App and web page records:
--------------------

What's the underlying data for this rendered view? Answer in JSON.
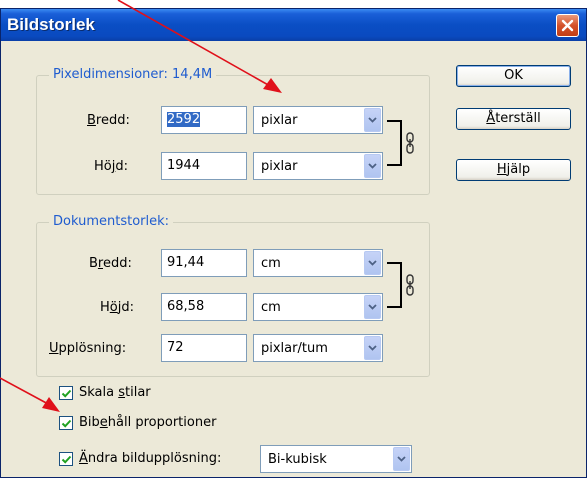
{
  "dialog": {
    "title": "Bildstorlek",
    "close_label": "✕"
  },
  "pixel_dims": {
    "legend": "Pixeldimensioner: 14,4M",
    "width_label_underlined": "B",
    "width_label_rest": "redd:",
    "width_value": "2592",
    "width_unit": "pixlar",
    "height_label_start": "Hö",
    "height_label_underlined": "j",
    "height_label_rest": "d:",
    "height_value": "1944",
    "height_unit": "pixlar"
  },
  "document_size": {
    "legend": "Dokumentstorlek:",
    "width_label_start": "B",
    "width_label_underlined": "r",
    "width_label_rest": "edd:",
    "width_value": "91,44",
    "width_unit": "cm",
    "height_label_start": "H",
    "height_label_underlined": "ö",
    "height_label_rest": "jd:",
    "height_value": "68,58",
    "height_unit": "cm",
    "resolution_label_underlined": "U",
    "resolution_label_rest": "pplösning:",
    "resolution_value": "72",
    "resolution_unit": "pixlar/tum"
  },
  "buttons": {
    "ok": "OK",
    "reset_underlined": "Å",
    "reset_rest": "terställ",
    "help_underlined": "H",
    "help_rest": "jälp"
  },
  "options": {
    "scale_styles_start": "Skala ",
    "scale_styles_underlined": "s",
    "scale_styles_rest": "tilar",
    "scale_styles_checked": true,
    "constrain_start": "Bib",
    "constrain_underlined": "e",
    "constrain_rest": "håll proportioner",
    "constrain_checked": true,
    "resample_underlined": "Ä",
    "resample_rest": "ndra bildupplösning:",
    "resample_checked": true,
    "resample_method": "Bi-kubisk"
  },
  "colors": {
    "titlebar": "#0a4ec4",
    "legend_text": "#1f5ccf",
    "dialog_bg": "#ece9d8",
    "annotation_arrow": "#e0101a"
  }
}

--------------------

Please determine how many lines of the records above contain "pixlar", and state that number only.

3